**Data shown**

=== Section Start ===

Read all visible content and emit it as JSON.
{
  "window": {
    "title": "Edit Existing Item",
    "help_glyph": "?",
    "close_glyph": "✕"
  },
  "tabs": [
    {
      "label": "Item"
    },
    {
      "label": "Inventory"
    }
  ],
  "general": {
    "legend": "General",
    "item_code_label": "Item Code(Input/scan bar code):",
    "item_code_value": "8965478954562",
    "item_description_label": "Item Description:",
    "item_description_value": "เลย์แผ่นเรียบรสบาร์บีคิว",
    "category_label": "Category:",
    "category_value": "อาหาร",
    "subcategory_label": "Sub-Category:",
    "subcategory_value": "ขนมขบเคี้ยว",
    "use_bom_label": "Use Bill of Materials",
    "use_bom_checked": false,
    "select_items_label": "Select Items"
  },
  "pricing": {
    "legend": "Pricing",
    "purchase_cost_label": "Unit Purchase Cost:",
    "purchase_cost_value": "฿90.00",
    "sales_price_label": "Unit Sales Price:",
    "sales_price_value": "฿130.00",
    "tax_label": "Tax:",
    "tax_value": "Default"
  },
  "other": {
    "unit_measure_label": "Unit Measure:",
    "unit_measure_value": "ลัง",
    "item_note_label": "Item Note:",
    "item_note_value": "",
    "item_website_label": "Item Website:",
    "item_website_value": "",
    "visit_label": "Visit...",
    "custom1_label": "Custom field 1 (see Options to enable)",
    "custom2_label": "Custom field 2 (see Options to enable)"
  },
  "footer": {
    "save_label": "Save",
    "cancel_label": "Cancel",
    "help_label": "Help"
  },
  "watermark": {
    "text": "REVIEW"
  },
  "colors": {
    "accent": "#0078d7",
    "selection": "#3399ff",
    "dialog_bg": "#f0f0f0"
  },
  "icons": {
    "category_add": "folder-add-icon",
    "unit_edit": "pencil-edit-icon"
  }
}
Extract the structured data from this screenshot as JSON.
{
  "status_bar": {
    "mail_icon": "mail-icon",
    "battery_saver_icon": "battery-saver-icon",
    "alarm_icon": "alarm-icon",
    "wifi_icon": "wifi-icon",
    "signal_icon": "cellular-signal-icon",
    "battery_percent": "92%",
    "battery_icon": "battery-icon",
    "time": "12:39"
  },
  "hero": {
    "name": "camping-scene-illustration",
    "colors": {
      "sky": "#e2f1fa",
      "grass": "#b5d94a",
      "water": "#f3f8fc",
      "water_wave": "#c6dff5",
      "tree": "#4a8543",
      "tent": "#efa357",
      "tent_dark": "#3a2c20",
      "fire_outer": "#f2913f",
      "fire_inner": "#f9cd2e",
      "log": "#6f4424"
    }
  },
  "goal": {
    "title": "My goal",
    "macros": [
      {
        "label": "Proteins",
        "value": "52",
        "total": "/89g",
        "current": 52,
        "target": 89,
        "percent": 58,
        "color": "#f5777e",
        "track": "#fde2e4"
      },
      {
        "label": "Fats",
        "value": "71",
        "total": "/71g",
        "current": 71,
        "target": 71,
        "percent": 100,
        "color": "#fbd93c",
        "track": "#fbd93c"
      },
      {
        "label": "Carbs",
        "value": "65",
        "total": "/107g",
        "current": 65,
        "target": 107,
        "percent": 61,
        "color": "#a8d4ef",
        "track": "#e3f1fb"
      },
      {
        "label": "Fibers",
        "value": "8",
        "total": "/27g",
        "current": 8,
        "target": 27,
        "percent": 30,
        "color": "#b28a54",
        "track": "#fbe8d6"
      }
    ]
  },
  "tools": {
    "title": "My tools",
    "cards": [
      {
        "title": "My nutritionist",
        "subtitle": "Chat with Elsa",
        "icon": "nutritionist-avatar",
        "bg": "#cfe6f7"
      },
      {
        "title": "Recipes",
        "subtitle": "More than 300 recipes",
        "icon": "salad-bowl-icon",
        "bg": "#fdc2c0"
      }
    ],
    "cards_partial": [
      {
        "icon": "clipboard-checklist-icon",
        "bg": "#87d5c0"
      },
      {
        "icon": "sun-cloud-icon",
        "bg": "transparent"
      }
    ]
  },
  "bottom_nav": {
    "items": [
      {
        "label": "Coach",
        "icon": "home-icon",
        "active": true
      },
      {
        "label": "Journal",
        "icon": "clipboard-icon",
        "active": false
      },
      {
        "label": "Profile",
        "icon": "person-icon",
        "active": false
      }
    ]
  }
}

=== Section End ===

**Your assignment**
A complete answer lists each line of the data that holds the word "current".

**Response to the exercise**
        "current": 52,
        "current": 71,
        "current": 65,
        "current": 8,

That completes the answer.